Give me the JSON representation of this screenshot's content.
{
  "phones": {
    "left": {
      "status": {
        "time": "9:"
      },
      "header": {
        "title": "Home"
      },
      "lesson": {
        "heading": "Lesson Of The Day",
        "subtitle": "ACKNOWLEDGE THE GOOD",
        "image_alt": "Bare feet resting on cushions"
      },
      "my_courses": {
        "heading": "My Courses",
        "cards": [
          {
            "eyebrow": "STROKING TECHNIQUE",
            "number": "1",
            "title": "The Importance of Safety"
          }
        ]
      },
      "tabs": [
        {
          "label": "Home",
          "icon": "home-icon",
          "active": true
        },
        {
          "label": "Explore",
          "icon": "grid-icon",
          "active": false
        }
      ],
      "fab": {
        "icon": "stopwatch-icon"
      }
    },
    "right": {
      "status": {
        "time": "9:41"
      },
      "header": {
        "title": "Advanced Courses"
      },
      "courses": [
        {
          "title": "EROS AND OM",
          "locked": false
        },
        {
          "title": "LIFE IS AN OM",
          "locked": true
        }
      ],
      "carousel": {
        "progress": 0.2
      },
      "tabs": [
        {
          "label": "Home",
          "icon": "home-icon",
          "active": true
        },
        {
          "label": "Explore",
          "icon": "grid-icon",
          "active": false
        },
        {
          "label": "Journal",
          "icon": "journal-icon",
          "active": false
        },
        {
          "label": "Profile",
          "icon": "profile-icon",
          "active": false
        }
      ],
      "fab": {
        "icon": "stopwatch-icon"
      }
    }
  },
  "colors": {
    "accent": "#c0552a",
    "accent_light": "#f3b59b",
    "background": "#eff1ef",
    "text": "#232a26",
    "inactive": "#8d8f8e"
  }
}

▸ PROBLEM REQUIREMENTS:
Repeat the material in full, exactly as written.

▸ RESULT OF THIS TASK:
Give me the JSON representation of this screenshot's content.
{
  "phones": {
    "left": {
      "status": {
        "time": "9:"
      },
      "header": {
        "title": "Home"
      },
      "lesson": {
        "heading": "Lesson Of The Day",
        "subtitle": "ACKNOWLEDGE THE GOOD",
        "image_alt": "Bare feet resting on cushions"
      },
      "my_courses": {
        "heading": "My Courses",
        "cards": [
          {
            "eyebrow": "STROKING TECHNIQUE",
            "number": "1",
            "title": "The Importance of Safety"
          }
        ]
      },
      "tabs": [
        {
          "label": "Home",
          "icon": "home-icon",
          "active": true
        },
        {
          "label": "Explore",
          "icon": "grid-icon",
          "active": false
        }
      ],
      "fab": {
        "icon": "stopwatch-icon"
      }
    },
    "right": {
      "status": {
        "time": "9:41"
      },
      "header": {
        "title": "Advanced Courses"
      },
      "courses": [
        {
          "title": "EROS AND OM",
          "locked": false
        },
        {
          "title": "LIFE IS AN OM",
          "locked": true
        }
      ],
      "carousel": {
        "progress": 0.2
      },
      "tabs": [
        {
          "label": "Home",
          "icon": "home-icon",
          "active": true
        },
        {
          "label": "Explore",
          "icon": "grid-icon",
          "active": false
        },
        {
          "label": "Journal",
          "icon": "journal-icon",
          "active": false
        },
        {
          "label": "Profile",
          "icon": "profile-icon",
          "active": false
        }
      ],
      "fab": {
        "icon": "stopwatch-icon"
      }
    }
  },
  "colors": {
    "accent": "#c0552a",
    "accent_light": "#f3b59b",
    "background": "#eff1ef",
    "text": "#232a26",
    "inactive": "#8d8f8e"
  }
}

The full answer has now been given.